What you are asked to do: Return the data below in full, exactly as it stands.

Data excerpts:
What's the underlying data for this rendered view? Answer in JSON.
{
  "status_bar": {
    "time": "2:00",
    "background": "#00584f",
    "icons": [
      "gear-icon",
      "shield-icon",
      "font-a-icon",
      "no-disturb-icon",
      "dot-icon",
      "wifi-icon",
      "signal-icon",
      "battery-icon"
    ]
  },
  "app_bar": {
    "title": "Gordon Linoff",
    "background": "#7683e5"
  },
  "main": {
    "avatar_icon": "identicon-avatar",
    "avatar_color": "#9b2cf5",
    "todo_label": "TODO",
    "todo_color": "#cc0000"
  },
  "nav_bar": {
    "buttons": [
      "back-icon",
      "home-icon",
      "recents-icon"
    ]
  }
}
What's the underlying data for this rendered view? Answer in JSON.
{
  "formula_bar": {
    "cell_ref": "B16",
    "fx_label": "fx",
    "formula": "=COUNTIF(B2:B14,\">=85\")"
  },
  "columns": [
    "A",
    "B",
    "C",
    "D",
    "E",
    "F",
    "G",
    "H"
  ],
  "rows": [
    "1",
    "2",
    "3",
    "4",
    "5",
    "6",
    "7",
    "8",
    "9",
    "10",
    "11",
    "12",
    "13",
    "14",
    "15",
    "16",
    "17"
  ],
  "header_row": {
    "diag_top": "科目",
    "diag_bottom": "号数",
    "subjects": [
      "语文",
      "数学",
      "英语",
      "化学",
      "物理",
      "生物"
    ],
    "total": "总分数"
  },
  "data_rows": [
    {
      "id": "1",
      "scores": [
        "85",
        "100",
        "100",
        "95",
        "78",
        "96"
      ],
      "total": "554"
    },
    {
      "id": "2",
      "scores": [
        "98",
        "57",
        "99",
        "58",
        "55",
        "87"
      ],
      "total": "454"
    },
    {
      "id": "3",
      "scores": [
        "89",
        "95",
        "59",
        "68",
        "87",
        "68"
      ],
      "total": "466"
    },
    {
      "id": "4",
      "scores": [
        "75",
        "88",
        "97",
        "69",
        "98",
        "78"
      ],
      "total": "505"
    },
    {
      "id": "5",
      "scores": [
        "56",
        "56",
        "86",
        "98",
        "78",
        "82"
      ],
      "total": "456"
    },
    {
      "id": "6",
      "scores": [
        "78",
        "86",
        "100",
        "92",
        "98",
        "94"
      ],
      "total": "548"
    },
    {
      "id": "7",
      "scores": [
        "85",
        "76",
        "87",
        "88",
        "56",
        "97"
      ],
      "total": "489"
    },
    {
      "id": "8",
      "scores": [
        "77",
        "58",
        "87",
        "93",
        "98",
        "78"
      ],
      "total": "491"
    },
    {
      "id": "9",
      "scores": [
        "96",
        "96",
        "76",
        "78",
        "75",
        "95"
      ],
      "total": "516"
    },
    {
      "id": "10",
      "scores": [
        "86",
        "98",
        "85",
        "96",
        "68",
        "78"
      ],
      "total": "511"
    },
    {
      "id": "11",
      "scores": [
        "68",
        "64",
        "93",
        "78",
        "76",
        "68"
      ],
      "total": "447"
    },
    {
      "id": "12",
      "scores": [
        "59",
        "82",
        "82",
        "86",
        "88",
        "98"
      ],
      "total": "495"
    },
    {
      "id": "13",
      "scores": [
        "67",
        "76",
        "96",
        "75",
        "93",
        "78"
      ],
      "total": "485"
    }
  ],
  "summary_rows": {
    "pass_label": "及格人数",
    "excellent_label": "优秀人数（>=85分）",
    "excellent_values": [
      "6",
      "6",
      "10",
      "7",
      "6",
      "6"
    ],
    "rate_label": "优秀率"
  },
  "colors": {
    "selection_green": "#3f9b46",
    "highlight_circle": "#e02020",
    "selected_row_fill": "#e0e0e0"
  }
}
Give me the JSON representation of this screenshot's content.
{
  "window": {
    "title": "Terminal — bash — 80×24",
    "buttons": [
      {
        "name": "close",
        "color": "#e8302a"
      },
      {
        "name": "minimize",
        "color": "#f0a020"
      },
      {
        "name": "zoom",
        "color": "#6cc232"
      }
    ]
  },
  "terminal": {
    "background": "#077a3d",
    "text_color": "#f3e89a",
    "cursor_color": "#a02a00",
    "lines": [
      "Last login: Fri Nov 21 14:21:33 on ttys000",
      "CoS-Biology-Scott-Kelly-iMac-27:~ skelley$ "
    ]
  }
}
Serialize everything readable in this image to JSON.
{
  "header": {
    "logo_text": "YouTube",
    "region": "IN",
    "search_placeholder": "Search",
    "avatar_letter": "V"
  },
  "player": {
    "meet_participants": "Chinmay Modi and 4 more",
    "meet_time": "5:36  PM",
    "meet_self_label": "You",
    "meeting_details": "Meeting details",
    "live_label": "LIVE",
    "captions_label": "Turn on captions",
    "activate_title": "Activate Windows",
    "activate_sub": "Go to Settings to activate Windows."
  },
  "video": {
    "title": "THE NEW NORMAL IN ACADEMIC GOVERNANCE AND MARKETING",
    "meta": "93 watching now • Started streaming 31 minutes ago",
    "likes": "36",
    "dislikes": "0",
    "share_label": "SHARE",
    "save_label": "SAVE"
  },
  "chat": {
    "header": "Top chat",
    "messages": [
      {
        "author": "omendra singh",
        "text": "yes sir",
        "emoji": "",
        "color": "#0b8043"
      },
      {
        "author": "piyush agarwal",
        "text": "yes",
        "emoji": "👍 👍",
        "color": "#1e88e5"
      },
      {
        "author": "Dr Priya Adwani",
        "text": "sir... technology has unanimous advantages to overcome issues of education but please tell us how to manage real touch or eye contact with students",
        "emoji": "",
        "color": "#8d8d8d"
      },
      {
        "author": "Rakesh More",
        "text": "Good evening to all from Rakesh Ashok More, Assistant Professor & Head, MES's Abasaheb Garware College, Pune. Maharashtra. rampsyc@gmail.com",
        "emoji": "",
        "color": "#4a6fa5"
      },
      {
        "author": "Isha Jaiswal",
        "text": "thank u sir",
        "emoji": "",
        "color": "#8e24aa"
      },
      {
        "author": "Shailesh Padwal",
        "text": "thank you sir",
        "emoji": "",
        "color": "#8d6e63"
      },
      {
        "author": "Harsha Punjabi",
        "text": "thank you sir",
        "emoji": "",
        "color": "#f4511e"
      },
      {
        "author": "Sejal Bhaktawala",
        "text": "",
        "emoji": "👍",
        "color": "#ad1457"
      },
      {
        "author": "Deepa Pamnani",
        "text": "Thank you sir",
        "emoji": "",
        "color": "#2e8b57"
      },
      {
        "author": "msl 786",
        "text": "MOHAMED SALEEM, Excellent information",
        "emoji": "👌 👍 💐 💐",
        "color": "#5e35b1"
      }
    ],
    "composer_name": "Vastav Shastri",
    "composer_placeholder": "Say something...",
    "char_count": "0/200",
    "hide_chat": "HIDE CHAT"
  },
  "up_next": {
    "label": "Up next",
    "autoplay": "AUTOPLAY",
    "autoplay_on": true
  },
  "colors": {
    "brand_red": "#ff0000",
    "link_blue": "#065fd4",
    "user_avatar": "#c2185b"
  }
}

Response to this task:
What's the underlying data for this rendered view? Answer in JSON.
{
  "status_bar": {
    "time": "2:00",
    "background": "#00584f",
    "icons": [
      "gear-icon",
      "shield-icon",
      "font-a-icon",
      "no-disturb-icon",
      "dot-icon",
      "wifi-icon",
      "signal-icon",
      "battery-icon"
    ]
  },
  "app_bar": {
    "title": "Gordon Linoff",
    "background": "#7683e5"
  },
  "main": {
    "avatar_icon": "identicon-avatar",
    "avatar_color": "#9b2cf5",
    "todo_label": "TODO",
    "todo_color": "#cc0000"
  },
  "nav_bar": {
    "buttons": [
      "back-icon",
      "home-icon",
      "recents-icon"
    ]
  }
}
What's the underlying data for this rendered view? Answer in JSON.
{
  "formula_bar": {
    "cell_ref": "B16",
    "fx_label": "fx",
    "formula": "=COUNTIF(B2:B14,\">=85\")"
  },
  "columns": [
    "A",
    "B",
    "C",
    "D",
    "E",
    "F",
    "G",
    "H"
  ],
  "rows": [
    "1",
    "2",
    "3",
    "4",
    "5",
    "6",
    "7",
    "8",
    "9",
    "10",
    "11",
    "12",
    "13",
    "14",
    "15",
    "16",
    "17"
  ],
  "header_row": {
    "diag_top": "科目",
    "diag_bottom": "号数",
    "subjects": [
      "语文",
      "数学",
      "英语",
      "化学",
      "物理",
      "生物"
    ],
    "total": "总分数"
  },
  "data_rows": [
    {
      "id": "1",
      "scores": [
        "85",
        "100",
        "100",
        "95",
        "78",
        "96"
      ],
      "total": "554"
    },
    {
      "id": "2",
      "scores": [
        "98",
        "57",
        "99",
        "58",
        "55",
        "87"
      ],
      "total": "454"
    },
    {
      "id": "3",
      "scores": [
        "89",
        "95",
        "59",
        "68",
        "87",
        "68"
      ],
      "total": "466"
    },
    {
      "id": "4",
      "scores": [
        "75",
        "88",
        "97",
        "69",
        "98",
        "78"
      ],
      "total": "505"
    },
    {
      "id": "5",
      "scores": [
        "56",
        "56",
        "86",
        "98",
        "78",
        "82"
      ],
      "total": "456"
    },
    {
      "id": "6",
      "scores": [
        "78",
        "86",
        "100",
        "92",
        "98",
        "94"
      ],
      "total": "548"
    },
    {
      "id": "7",
      "scores": [
        "85",
        "76",
        "87",
        "88",
        "56",
        "97"
      ],
      "total": "489"
    },
    {
      "id": "8",
      "scores": [
        "77",
        "58",
        "87",
        "93",
        "98",
        "78"
      ],
      "total": "491"
    },
    {
      "id": "9",
      "scores": [
        "96",
        "96",
        "76",
        "78",
        "75",
        "95"
      ],
      "total": "516"
    },
    {
      "id": "10",
      "scores": [
        "86",
        "98",
        "85",
        "96",
        "68",
        "78"
      ],
      "total": "511"
    },
    {
      "id": "11",
      "scores": [
        "68",
        "64",
        "93",
        "78",
        "76",
        "68"
      ],
      "total": "447"
    },
    {
      "id": "12",
      "scores": [
        "59",
        "82",
        "82",
        "86",
        "88",
        "98"
      ],
      "total": "495"
    },
    {
      "id": "13",
      "scores": [
        "67",
        "76",
        "96",
        "75",
        "93",
        "78"
      ],
      "total": "485"
    }
  ],
  "summary_rows": {
    "pass_label": "及格人数",
    "excellent_label": "优秀人数（>=85分）",
    "excellent_values": [
      "6",
      "6",
      "10",
      "7",
      "6",
      "6"
    ],
    "rate_label": "优秀率"
  },
  "colors": {
    "selection_green": "#3f9b46",
    "highlight_circle": "#e02020",
    "selected_row_fill": "#e0e0e0"
  }
}
Give me the JSON representation of this screenshot's content.
{
  "window": {
    "title": "Terminal — bash — 80×24",
    "buttons": [
      {
        "name": "close",
        "color": "#e8302a"
      },
      {
        "name": "minimize",
        "color": "#f0a020"
      },
      {
        "name": "zoom",
        "color": "#6cc232"
      }
    ]
  },
  "terminal": {
    "background": "#077a3d",
    "text_color": "#f3e89a",
    "cursor_color": "#a02a00",
    "lines": [
      "Last login: Fri Nov 21 14:21:33 on ttys000",
      "CoS-Biology-Scott-Kelly-iMac-27:~ skelley$ "
    ]
  }
}
Serialize everything readable in this image to JSON.
{
  "header": {
    "logo_text": "YouTube",
    "region": "IN",
    "search_placeholder": "Search",
    "avatar_letter": "V"
  },
  "player": {
    "meet_participants": "Chinmay Modi and 4 more",
    "meet_time": "5:36  PM",
    "meet_self_label": "You",
    "meeting_details": "Meeting details",
    "live_label": "LIVE",
    "captions_label": "Turn on captions",
    "activate_title": "Activate Windows",
    "activate_sub": "Go to Settings to activate Windows."
  },
  "video": {
    "title": "THE NEW NORMAL IN ACADEMIC GOVERNANCE AND MARKETING",
    "meta": "93 watching now • Started streaming 31 minutes ago",
    "likes": "36",
    "dislikes": "0",
    "share_label": "SHARE",
    "save_label": "SAVE"
  },
  "chat": {
    "header": "Top chat",
    "messages": [
      {
        "author": "omendra singh",
        "text": "yes sir",
        "emoji": "",
        "color": "#0b8043"
      },
      {
        "author": "piyush agarwal",
        "text": "yes",
        "emoji": "👍 👍",
        "color": "#1e88e5"
      },
      {
        "author": "Dr Priya Adwani",
        "text": "sir... technology has unanimous advantages to overcome issues of education but please tell us how to manage real touch or eye contact with students",
        "emoji": "",
        "color": "#8d8d8d"
      },
      {
        "author": "Rakesh More",
        "text": "Good evening to all from Rakesh Ashok More, Assistant Professor & Head, MES's Abasaheb Garware College, Pune. Maharashtra. rampsyc@gmail.com",
        "emoji": "",
        "color": "#4a6fa5"
      },
      {
        "author": "Isha Jaiswal",
        "text": "thank u sir",
        "emoji": "",
        "color": "#8e24aa"
      },
      {
        "author": "Shailesh Padwal",
        "text": "thank you sir",
        "emoji": "",
        "color": "#8d6e63"
      },
      {
        "author": "Harsha Punjabi",
        "text": "thank you sir",
        "emoji": "",
        "color": "#f4511e"
      },
      {
        "author": "Sejal Bhaktawala",
        "text": "",
        "emoji": "👍",
        "color": "#ad1457"
      },
      {
        "author": "Deepa Pamnani",
        "text": "Thank you sir",
        "emoji": "",
        "color": "#2e8b57"
      },
      {
        "author": "msl 786",
        "text": "MOHAMED SALEEM, Excellent information",
        "emoji": "👌 👍 💐 💐",
        "color": "#5e35b1"
      }
    ],
    "composer_name": "Vastav Shastri",
    "composer_placeholder": "Say something...",
    "char_count": "0/200",
    "hide_chat": "HIDE CHAT"
  },
  "up_next": {
    "label": "Up next",
    "autoplay": "AUTOPLAY",
    "autoplay_on": true
  },
  "colors": {
    "brand_red": "#ff0000",
    "link_blue": "#065fd4",
    "user_avatar": "#c2185b"
  }
}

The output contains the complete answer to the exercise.